*What the task asks:* Your task is to retype every entry exactly while omitting the pictures.

*Material provided:*
· · · · · · ·
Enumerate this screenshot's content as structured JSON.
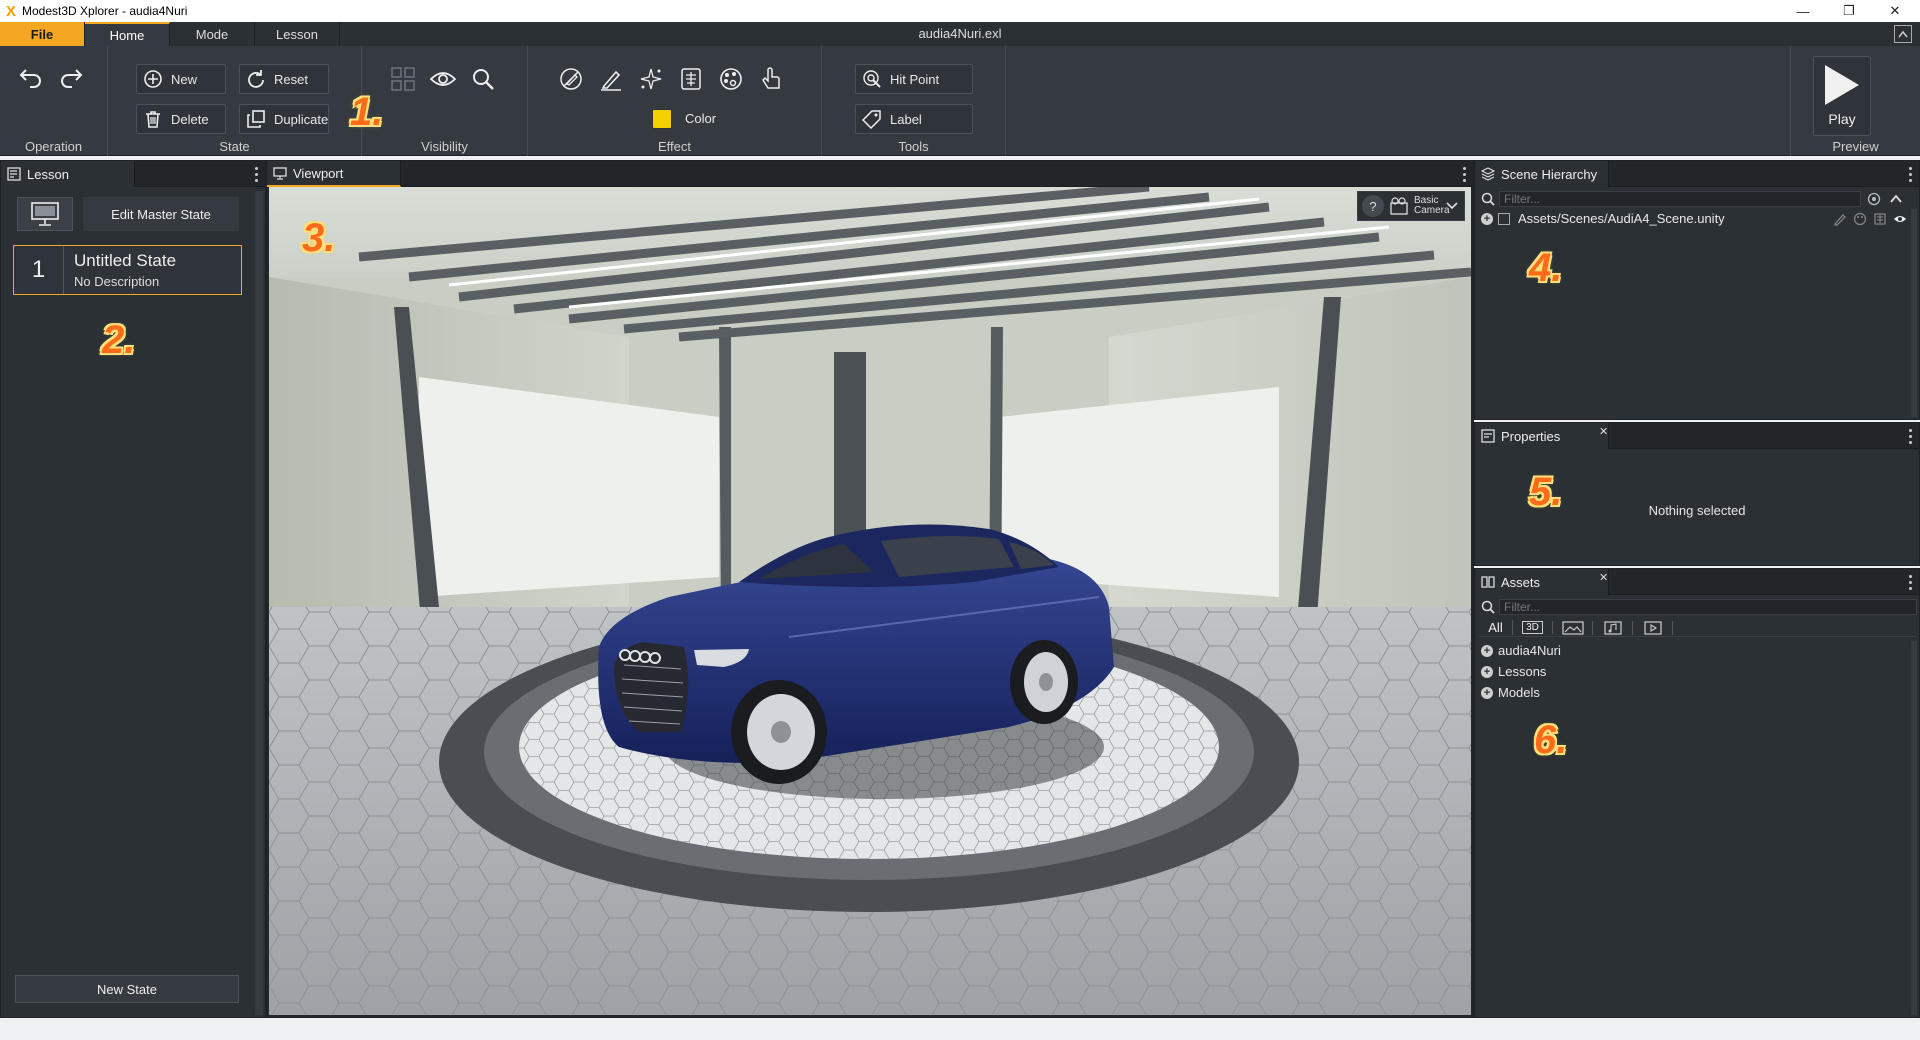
{
  "window": {
    "title": "Modest3D Xplorer - audia4Nuri",
    "doc_title": "audia4Nuri.exl",
    "controls": [
      "—",
      "❐",
      "✕"
    ]
  },
  "menu": {
    "tabs": [
      "File",
      "Home",
      "Mode",
      "Lesson"
    ],
    "active": "Home"
  },
  "ribbon": {
    "groups": {
      "operation": "Operation",
      "state": "State",
      "visibility": "Visibility",
      "effect": "Effect",
      "tools": "Tools",
      "preview": "Preview"
    },
    "state_buttons": {
      "new": "New",
      "reset": "Reset",
      "delete": "Delete",
      "duplicate": "Duplicate"
    },
    "effect_color_label": "Color",
    "effect_color": "#f5d000",
    "tools_buttons": {
      "hit_point": "Hit Point",
      "label": "Label"
    },
    "play_label": "Play"
  },
  "lesson_panel": {
    "tab": "Lesson",
    "edit_master": "Edit Master State",
    "states": [
      {
        "number": "1",
        "title": "Untitled State",
        "description": "No Description"
      }
    ],
    "new_state": "New State"
  },
  "viewport": {
    "tab": "Viewport",
    "camera_label_1": "Basic",
    "camera_label_2": "Camera",
    "help": "?"
  },
  "scene_hierarchy": {
    "tab": "Scene Hierarchy",
    "filter_placeholder": "Filter...",
    "root": "Assets/Scenes/AudiA4_Scene.unity"
  },
  "properties": {
    "tab": "Properties",
    "empty": "Nothing selected"
  },
  "assets": {
    "tab": "Assets",
    "filter_placeholder": "Filter...",
    "filters": [
      "All",
      "3D"
    ],
    "items": [
      "audia4Nuri",
      "Lessons",
      "Models"
    ]
  },
  "annotations": [
    "1.",
    "2.",
    "3.",
    "4.",
    "5.",
    "6."
  ],
  "colors": {
    "accent": "#f5a623",
    "panel": "#2b3035",
    "ribbon": "#343a40",
    "car": "#1e2f6e"
  }
}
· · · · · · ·
*Finished exercise:*
Enumerate this screenshot's content as structured JSON.
{
  "window": {
    "title": "Modest3D Xplorer - audia4Nuri",
    "doc_title": "audia4Nuri.exl",
    "controls": [
      "—",
      "❐",
      "✕"
    ]
  },
  "menu": {
    "tabs": [
      "File",
      "Home",
      "Mode",
      "Lesson"
    ],
    "active": "Home"
  },
  "ribbon": {
    "groups": {
      "operation": "Operation",
      "state": "State",
      "visibility": "Visibility",
      "effect": "Effect",
      "tools": "Tools",
      "preview": "Preview"
    },
    "state_buttons": {
      "new": "New",
      "reset": "Reset",
      "delete": "Delete",
      "duplicate": "Duplicate"
    },
    "effect_color_label": "Color",
    "effect_color": "#f5d000",
    "tools_buttons": {
      "hit_point": "Hit Point",
      "label": "Label"
    },
    "play_label": "Play"
  },
  "lesson_panel": {
    "tab": "Lesson",
    "edit_master": "Edit Master State",
    "states": [
      {
        "number": "1",
        "title": "Untitled State",
        "description": "No Description"
      }
    ],
    "new_state": "New State"
  },
  "viewport": {
    "tab": "Viewport",
    "camera_label_1": "Basic",
    "camera_label_2": "Camera",
    "help": "?"
  },
  "scene_hierarchy": {
    "tab": "Scene Hierarchy",
    "filter_placeholder": "Filter...",
    "root": "Assets/Scenes/AudiA4_Scene.unity"
  },
  "properties": {
    "tab": "Properties",
    "empty": "Nothing selected"
  },
  "assets": {
    "tab": "Assets",
    "filter_placeholder": "Filter...",
    "filters": [
      "All",
      "3D"
    ],
    "items": [
      "audia4Nuri",
      "Lessons",
      "Models"
    ]
  },
  "annotations": [
    "1.",
    "2.",
    "3.",
    "4.",
    "5.",
    "6."
  ],
  "colors": {
    "accent": "#f5a623",
    "panel": "#2b3035",
    "ribbon": "#343a40",
    "car": "#1e2f6e"
  }
}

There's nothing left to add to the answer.